# Sphere–cylinder intersection

In the theory of analytic geometry for real three-dimensional space, the curve formed from the intersection between a sphere and a cylinder can be a circle, a point, the empty set, or a special type of curve.

For the analysis of this situation, assume (without loss of generality) that the axis of the cylinder coincides with the z-axis; points on the cylinder (with radius ${\displaystyle r}$) satisfy

${\displaystyle x^{2}+y^{2}=r^{2}.}$

We also assume that the sphere, with radius ${\displaystyle R}$ is centered at a point on the positive x-axis, at point ${\displaystyle (a,0,0)}$. Its points satisfy

${\displaystyle (x-a)^{2}+y^{2}+z^{2}=R^{2}.}$
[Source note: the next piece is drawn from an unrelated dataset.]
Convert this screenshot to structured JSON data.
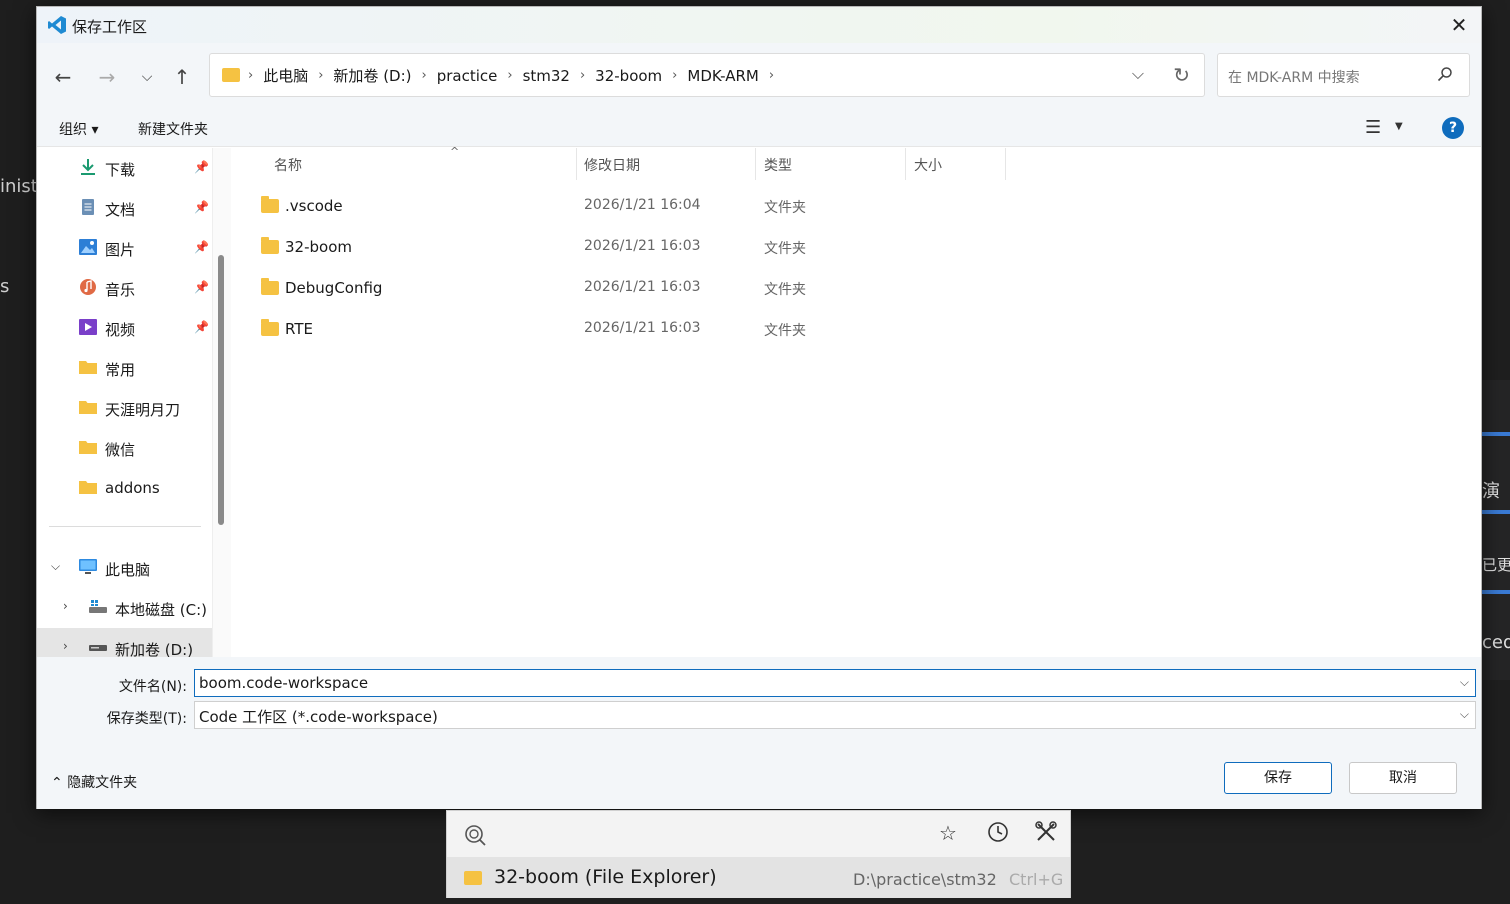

The intersection is the collection of points satisfying both equations.